Whether an entry is long or short, retype it exactly.

[Start of section]

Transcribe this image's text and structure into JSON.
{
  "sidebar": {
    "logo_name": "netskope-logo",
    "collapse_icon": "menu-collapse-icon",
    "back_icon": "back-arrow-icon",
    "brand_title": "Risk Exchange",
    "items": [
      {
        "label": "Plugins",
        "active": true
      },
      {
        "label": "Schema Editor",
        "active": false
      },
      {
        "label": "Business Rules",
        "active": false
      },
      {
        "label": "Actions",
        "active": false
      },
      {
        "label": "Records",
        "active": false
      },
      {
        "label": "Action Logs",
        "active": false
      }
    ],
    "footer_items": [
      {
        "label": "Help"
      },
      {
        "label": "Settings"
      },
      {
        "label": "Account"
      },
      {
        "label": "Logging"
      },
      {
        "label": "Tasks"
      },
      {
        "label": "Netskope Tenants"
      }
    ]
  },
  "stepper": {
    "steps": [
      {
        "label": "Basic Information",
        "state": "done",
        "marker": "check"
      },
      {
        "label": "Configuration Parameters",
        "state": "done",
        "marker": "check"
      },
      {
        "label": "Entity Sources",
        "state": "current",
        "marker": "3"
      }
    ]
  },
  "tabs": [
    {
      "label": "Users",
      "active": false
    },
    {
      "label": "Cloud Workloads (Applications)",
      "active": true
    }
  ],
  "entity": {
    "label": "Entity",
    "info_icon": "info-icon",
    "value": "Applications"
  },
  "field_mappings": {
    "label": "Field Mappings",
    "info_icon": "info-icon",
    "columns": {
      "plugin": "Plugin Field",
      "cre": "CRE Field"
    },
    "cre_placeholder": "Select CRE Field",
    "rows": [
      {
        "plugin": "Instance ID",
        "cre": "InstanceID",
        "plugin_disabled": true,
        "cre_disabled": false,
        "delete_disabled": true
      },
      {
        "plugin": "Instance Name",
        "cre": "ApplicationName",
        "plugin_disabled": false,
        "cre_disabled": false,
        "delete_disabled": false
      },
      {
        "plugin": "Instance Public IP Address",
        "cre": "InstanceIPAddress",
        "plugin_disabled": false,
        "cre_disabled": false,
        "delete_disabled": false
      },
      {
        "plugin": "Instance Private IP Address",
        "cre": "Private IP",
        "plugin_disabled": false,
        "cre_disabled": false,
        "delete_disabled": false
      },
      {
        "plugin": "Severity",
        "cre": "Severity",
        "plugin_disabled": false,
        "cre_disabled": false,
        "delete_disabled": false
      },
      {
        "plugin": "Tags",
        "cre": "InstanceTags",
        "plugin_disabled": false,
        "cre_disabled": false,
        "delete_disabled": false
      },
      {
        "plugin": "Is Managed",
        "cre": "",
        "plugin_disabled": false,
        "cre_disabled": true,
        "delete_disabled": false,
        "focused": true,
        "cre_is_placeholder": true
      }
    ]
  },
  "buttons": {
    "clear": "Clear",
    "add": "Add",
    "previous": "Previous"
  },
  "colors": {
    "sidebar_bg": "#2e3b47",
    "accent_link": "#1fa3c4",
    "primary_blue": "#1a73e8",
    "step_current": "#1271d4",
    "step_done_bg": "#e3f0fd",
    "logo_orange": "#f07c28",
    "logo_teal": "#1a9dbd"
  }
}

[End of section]

**WRITTEN ANSWER**:
Transcribe this image's text and structure into JSON.
{
  "sidebar": {
    "logo_name": "netskope-logo",
    "collapse_icon": "menu-collapse-icon",
    "back_icon": "back-arrow-icon",
    "brand_title": "Risk Exchange",
    "items": [
      {
        "label": "Plugins",
        "active": true
      },
      {
        "label": "Schema Editor",
        "active": false
      },
      {
        "label": "Business Rules",
        "active": false
      },
      {
        "label": "Actions",
        "active": false
      },
      {
        "label": "Records",
        "active": false
      },
      {
        "label": "Action Logs",
        "active": false
      }
    ],
    "footer_items": [
      {
        "label": "Help"
      },
      {
        "label": "Settings"
      },
      {
        "label": "Account"
      },
      {
        "label": "Logging"
      },
      {
        "label": "Tasks"
      },
      {
        "label": "Netskope Tenants"
      }
    ]
  },
  "stepper": {
    "steps": [
      {
        "label": "Basic Information",
        "state": "done",
        "marker": "check"
      },
      {
        "label": "Configuration Parameters",
        "state": "done",
        "marker": "check"
      },
      {
        "label": "Entity Sources",
        "state": "current",
        "marker": "3"
      }
    ]
  },
  "tabs": [
    {
      "label": "Users",
      "active": false
    },
    {
      "label": "Cloud Workloads (Applications)",
      "active": true
    }
  ],
  "entity": {
    "label": "Entity",
    "info_icon": "info-icon",
    "value": "Applications"
  },
  "field_mappings": {
    "label": "Field Mappings",
    "info_icon": "info-icon",
    "columns": {
      "plugin": "Plugin Field",
      "cre": "CRE Field"
    },
    "cre_placeholder": "Select CRE Field",
    "rows": [
      {
        "plugin": "Instance ID",
        "cre": "InstanceID",
        "plugin_disabled": true,
        "cre_disabled": false,
        "delete_disabled": true
      },
      {
        "plugin": "Instance Name",
        "cre": "ApplicationName",
        "plugin_disabled": false,
        "cre_disabled": false,
        "delete_disabled": false
      },
      {
        "plugin": "Instance Public IP Address",
        "cre": "InstanceIPAddress",
        "plugin_disabled": false,
        "cre_disabled": false,
        "delete_disabled": false
      },
      {
        "plugin": "Instance Private IP Address",
        "cre": "Private IP",
        "plugin_disabled": false,
        "cre_disabled": false,
        "delete_disabled": false
      },
      {
        "plugin": "Severity",
        "cre": "Severity",
        "plugin_disabled": false,
        "cre_disabled": false,
        "delete_disabled": false
      },
      {
        "plugin": "Tags",
        "cre": "InstanceTags",
        "plugin_disabled": false,
        "cre_disabled": false,
        "delete_disabled": false
      },
      {
        "plugin": "Is Managed",
        "cre": "",
        "plugin_disabled": false,
        "cre_disabled": true,
        "delete_disabled": false,
        "focused": true,
        "cre_is_placeholder": true
      }
    ]
  },
  "buttons": {
    "clear": "Clear",
    "add": "Add",
    "previous": "Previous"
  },
  "colors": {
    "sidebar_bg": "#2e3b47",
    "accent_link": "#1fa3c4",
    "primary_blue": "#1a73e8",
    "step_current": "#1271d4",
    "step_done_bg": "#e3f0fd",
    "logo_orange": "#f07c28",
    "logo_teal": "#1a9dbd"
  }
}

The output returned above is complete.